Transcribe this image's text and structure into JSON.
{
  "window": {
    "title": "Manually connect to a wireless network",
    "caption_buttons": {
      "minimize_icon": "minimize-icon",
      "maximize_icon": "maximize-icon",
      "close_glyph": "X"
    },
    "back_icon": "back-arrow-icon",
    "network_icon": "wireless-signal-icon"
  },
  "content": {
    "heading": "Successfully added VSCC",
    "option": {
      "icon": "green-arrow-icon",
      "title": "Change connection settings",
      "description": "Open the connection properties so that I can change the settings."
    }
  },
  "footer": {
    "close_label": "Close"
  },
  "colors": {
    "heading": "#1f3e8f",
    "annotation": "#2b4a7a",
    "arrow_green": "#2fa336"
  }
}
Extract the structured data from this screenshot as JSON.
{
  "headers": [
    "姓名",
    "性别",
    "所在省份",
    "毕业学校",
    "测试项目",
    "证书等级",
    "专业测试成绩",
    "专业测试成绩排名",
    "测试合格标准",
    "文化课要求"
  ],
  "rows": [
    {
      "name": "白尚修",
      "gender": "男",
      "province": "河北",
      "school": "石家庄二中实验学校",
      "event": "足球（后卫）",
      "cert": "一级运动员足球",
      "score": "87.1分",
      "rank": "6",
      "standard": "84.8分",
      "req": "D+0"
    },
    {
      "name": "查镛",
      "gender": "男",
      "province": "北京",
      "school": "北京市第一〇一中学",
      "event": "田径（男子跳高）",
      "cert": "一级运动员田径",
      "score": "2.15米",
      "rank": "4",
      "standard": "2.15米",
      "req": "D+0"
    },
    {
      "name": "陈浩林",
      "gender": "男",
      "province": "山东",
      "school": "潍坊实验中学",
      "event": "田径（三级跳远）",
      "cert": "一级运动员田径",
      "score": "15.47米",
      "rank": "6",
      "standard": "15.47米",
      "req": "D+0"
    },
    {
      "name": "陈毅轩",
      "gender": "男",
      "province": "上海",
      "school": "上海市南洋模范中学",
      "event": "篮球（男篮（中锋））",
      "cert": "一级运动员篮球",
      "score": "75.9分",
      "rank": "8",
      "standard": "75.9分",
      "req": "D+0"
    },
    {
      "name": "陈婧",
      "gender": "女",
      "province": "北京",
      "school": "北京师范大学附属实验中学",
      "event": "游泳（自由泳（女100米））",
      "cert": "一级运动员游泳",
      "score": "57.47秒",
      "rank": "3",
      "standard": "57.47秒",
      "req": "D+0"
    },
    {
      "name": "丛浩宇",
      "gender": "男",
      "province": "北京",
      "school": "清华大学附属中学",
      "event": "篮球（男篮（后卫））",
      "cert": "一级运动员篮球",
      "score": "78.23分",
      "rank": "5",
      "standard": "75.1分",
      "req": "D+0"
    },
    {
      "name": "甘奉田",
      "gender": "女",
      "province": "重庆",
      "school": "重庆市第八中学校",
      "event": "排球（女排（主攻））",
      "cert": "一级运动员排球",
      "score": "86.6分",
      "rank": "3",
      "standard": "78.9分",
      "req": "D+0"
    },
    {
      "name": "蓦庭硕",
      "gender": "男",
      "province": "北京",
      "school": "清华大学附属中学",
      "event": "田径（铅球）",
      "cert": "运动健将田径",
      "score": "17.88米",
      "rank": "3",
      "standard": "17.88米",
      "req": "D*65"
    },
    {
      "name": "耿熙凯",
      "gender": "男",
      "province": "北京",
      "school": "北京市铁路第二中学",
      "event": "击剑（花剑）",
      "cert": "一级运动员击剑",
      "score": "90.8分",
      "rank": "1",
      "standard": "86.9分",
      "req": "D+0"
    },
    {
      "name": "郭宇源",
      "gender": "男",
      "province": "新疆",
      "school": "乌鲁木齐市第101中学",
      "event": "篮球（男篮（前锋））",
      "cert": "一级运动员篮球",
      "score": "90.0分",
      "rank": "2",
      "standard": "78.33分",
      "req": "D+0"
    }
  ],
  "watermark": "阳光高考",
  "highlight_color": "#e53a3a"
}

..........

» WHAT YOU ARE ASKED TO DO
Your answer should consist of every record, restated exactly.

» REPLY TO THE EXERCISE
Transcribe this image's text and structure into JSON.
{
  "window": {
    "title": "Manually connect to a wireless network",
    "caption_buttons": {
      "minimize_icon": "minimize-icon",
      "maximize_icon": "maximize-icon",
      "close_glyph": "X"
    },
    "back_icon": "back-arrow-icon",
    "network_icon": "wireless-signal-icon"
  },
  "content": {
    "heading": "Successfully added VSCC",
    "option": {
      "icon": "green-arrow-icon",
      "title": "Change connection settings",
      "description": "Open the connection properties so that I can change the settings."
    }
  },
  "footer": {
    "close_label": "Close"
  },
  "colors": {
    "heading": "#1f3e8f",
    "annotation": "#2b4a7a",
    "arrow_green": "#2fa336"
  }
}
Extract the structured data from this screenshot as JSON.
{
  "headers": [
    "姓名",
    "性别",
    "所在省份",
    "毕业学校",
    "测试项目",
    "证书等级",
    "专业测试成绩",
    "专业测试成绩排名",
    "测试合格标准",
    "文化课要求"
  ],
  "rows": [
    {
      "name": "白尚修",
      "gender": "男",
      "province": "河北",
      "school": "石家庄二中实验学校",
      "event": "足球（后卫）",
      "cert": "一级运动员足球",
      "score": "87.1分",
      "rank": "6",
      "standard": "84.8分",
      "req": "D+0"
    },
    {
      "name": "查镛",
      "gender": "男",
      "province": "北京",
      "school": "北京市第一〇一中学",
      "event": "田径（男子跳高）",
      "cert": "一级运动员田径",
      "score": "2.15米",
      "rank": "4",
      "standard": "2.15米",
      "req": "D+0"
    },
    {
      "name": "陈浩林",
      "gender": "男",
      "province": "山东",
      "school": "潍坊实验中学",
      "event": "田径（三级跳远）",
      "cert": "一级运动员田径",
      "score": "15.47米",
      "rank": "6",
      "standard": "15.47米",
      "req": "D+0"
    },
    {
      "name": "陈毅轩",
      "gender": "男",
      "province": "上海",
      "school": "上海市南洋模范中学",
      "event": "篮球（男篮（中锋））",
      "cert": "一级运动员篮球",
      "score": "75.9分",
      "rank": "8",
      "standard": "75.9分",
      "req": "D+0"
    },
    {
      "name": "陈婧",
      "gender": "女",
      "province": "北京",
      "school": "北京师范大学附属实验中学",
      "event": "游泳（自由泳（女100米））",
      "cert": "一级运动员游泳",
      "score": "57.47秒",
      "rank": "3",
      "standard": "57.47秒",
      "req": "D+0"
    },
    {
      "name": "丛浩宇",
      "gender": "男",
      "province": "北京",
      "school": "清华大学附属中学",
      "event": "篮球（男篮（后卫））",
      "cert": "一级运动员篮球",
      "score": "78.23分",
      "rank": "5",
      "standard": "75.1分",
      "req": "D+0"
    },
    {
      "name": "甘奉田",
      "gender": "女",
      "province": "重庆",
      "school": "重庆市第八中学校",
      "event": "排球（女排（主攻））",
      "cert": "一级运动员排球",
      "score": "86.6分",
      "rank": "3",
      "standard": "78.9分",
      "req": "D+0"
    },
    {
      "name": "蓦庭硕",
      "gender": "男",
      "province": "北京",
      "school": "清华大学附属中学",
      "event": "田径（铅球）",
      "cert": "运动健将田径",
      "score": "17.88米",
      "rank": "3",
      "standard": "17.88米",
      "req": "D*65"
    },
    {
      "name": "耿熙凯",
      "gender": "男",
      "province": "北京",
      "school": "北京市铁路第二中学",
      "event": "击剑（花剑）",
      "cert": "一级运动员击剑",
      "score": "90.8分",
      "rank": "1",
      "standard": "86.9分",
      "req": "D+0"
    },
    {
      "name": "郭宇源",
      "gender": "男",
      "province": "新疆",
      "school": "乌鲁木齐市第101中学",
      "event": "篮球（男篮（前锋））",
      "cert": "一级运动员篮球",
      "score": "90.0分",
      "rank": "2",
      "standard": "78.33分",
      "req": "D+0"
    }
  ],
  "watermark": "阳光高考",
  "highlight_color": "#e53a3a"
}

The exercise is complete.